Data records for software interfaces

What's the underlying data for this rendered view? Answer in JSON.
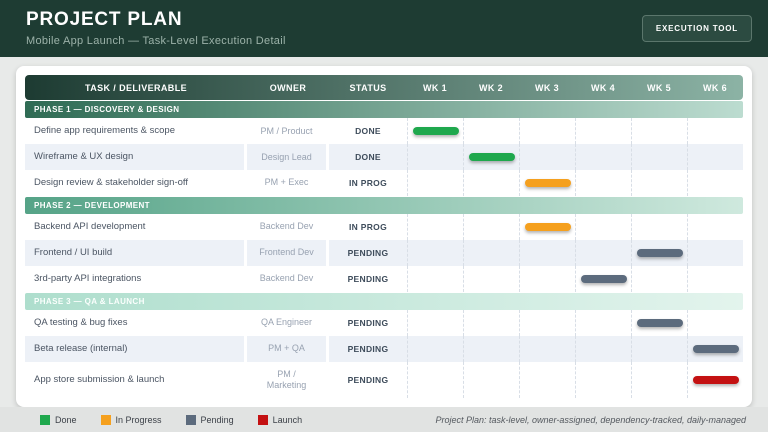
{
  "header": {
    "title": "PROJECT PLAN",
    "subtitle": "Mobile App Launch  —  Task-Level Execution Detail",
    "button_label": "EXECUTION TOOL"
  },
  "colors": {
    "done": "#1fa84d",
    "in_progress": "#f5a01e",
    "pending": "#5c6b7d",
    "launch": "#c41112",
    "header_dark_green": "#1e3c33",
    "phase1_green": "#2f6b54",
    "phase2_green": "#55a387",
    "phase3_mint": "#aedecd"
  },
  "table": {
    "columns": [
      "TASK / DELIVERABLE",
      "OWNER",
      "STATUS",
      "WK 1",
      "WK 2",
      "WK 3",
      "WK 4",
      "WK 5",
      "WK 6"
    ],
    "phases": [
      {
        "label": "PHASE 1 — DISCOVERY & DESIGN",
        "tasks": [
          {
            "task": "Define app requirements & scope",
            "owner": "PM / Product",
            "status": "DONE",
            "bar": {
              "week": 1,
              "type": "done"
            }
          },
          {
            "task": "Wireframe & UX design",
            "owner": "Design Lead",
            "status": "DONE",
            "bar": {
              "week": 2,
              "type": "done"
            }
          },
          {
            "task": "Design review & stakeholder sign-off",
            "owner": "PM + Exec",
            "status": "IN PROG",
            "bar": {
              "week": 3,
              "type": "in_progress"
            }
          }
        ]
      },
      {
        "label": "PHASE 2 — DEVELOPMENT",
        "tasks": [
          {
            "task": "Backend API development",
            "owner": "Backend Dev",
            "status": "IN PROG",
            "bar": {
              "week": 3,
              "type": "in_progress"
            }
          },
          {
            "task": "Frontend / UI build",
            "owner": "Frontend Dev",
            "status": "PENDING",
            "bar": {
              "week": 5,
              "type": "pending"
            }
          },
          {
            "task": "3rd-party API integrations",
            "owner": "Backend Dev",
            "status": "PENDING",
            "bar": {
              "week": 4,
              "type": "pending"
            }
          }
        ]
      },
      {
        "label": "PHASE 3 — QA & LAUNCH",
        "tasks": [
          {
            "task": "QA testing & bug fixes",
            "owner": "QA Engineer",
            "status": "PENDING",
            "bar": {
              "week": 5,
              "type": "pending"
            }
          },
          {
            "task": "Beta release (internal)",
            "owner": "PM + QA",
            "status": "PENDING",
            "bar": {
              "week": 6,
              "type": "pending"
            }
          },
          {
            "task": "App store submission & launch",
            "owner": "PM /\nMarketing",
            "status": "PENDING",
            "bar": {
              "week": 6,
              "type": "launch"
            }
          }
        ]
      }
    ]
  },
  "legend": {
    "items": [
      {
        "label": "Done",
        "type": "done"
      },
      {
        "label": "In Progress",
        "type": "in_progress"
      },
      {
        "label": "Pending",
        "type": "pending"
      },
      {
        "label": "Launch",
        "type": "launch"
      }
    ]
  },
  "footer": {
    "note": "Project Plan: task-level, owner-assigned, dependency-tracked, daily-managed"
  },
  "chart_data": {
    "type": "table",
    "title": "PROJECT PLAN — Mobile App Launch — Task-Level Execution Detail",
    "columns": [
      "TASK / DELIVERABLE",
      "OWNER",
      "STATUS",
      "WK 1",
      "WK 2",
      "WK 3",
      "WK 4",
      "WK 5",
      "WK 6"
    ],
    "x": [
      "WK 1",
      "WK 2",
      "WK 3",
      "WK 4",
      "WK 5",
      "WK 6"
    ],
    "rows": [
      {
        "phase": "PHASE 1 — DISCOVERY & DESIGN",
        "task": "Define app requirements & scope",
        "owner": "PM / Product",
        "status": "DONE",
        "bar_week": 1,
        "bar_category": "Done"
      },
      {
        "phase": "PHASE 1 — DISCOVERY & DESIGN",
        "task": "Wireframe & UX design",
        "owner": "Design Lead",
        "status": "DONE",
        "bar_week": 2,
        "bar_category": "Done"
      },
      {
        "phase": "PHASE 1 — DISCOVERY & DESIGN",
        "task": "Design review & stakeholder sign-off",
        "owner": "PM + Exec",
        "status": "IN PROG",
        "bar_week": 3,
        "bar_category": "In Progress"
      },
      {
        "phase": "PHASE 2 — DEVELOPMENT",
        "task": "Backend API development",
        "owner": "Backend Dev",
        "status": "IN PROG",
        "bar_week": 3,
        "bar_category": "In Progress"
      },
      {
        "phase": "PHASE 2 — DEVELOPMENT",
        "task": "Frontend / UI build",
        "owner": "Frontend Dev",
        "status": "PENDING",
        "bar_week": 5,
        "bar_category": "Pending"
      },
      {
        "phase": "PHASE 2 — DEVELOPMENT",
        "task": "3rd-party API integrations",
        "owner": "Backend Dev",
        "status": "PENDING",
        "bar_week": 4,
        "bar_category": "Pending"
      },
      {
        "phase": "PHASE 3 — QA & LAUNCH",
        "task": "QA testing & bug fixes",
        "owner": "QA Engineer",
        "status": "PENDING",
        "bar_week": 5,
        "bar_category": "Pending"
      },
      {
        "phase": "PHASE 3 — QA & LAUNCH",
        "task": "Beta release (internal)",
        "owner": "PM + QA",
        "status": "PENDING",
        "bar_week": 6,
        "bar_category": "Pending"
      },
      {
        "phase": "PHASE 3 — QA & LAUNCH",
        "task": "App store submission & launch",
        "owner": "PM / Marketing",
        "status": "PENDING",
        "bar_week": 6,
        "bar_category": "Launch"
      }
    ],
    "legend": [
      "Done",
      "In Progress",
      "Pending",
      "Launch"
    ],
    "legend_position": "bottom-left"
  }
}
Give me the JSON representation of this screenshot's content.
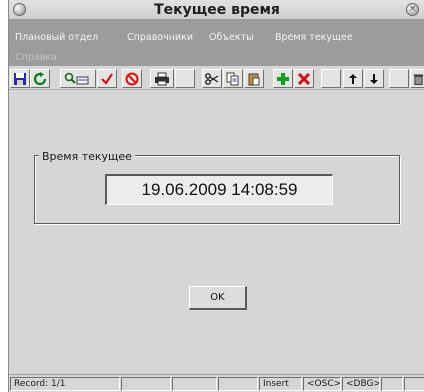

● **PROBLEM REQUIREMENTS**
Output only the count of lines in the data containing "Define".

● **OUTPUT OF THE TASK**
2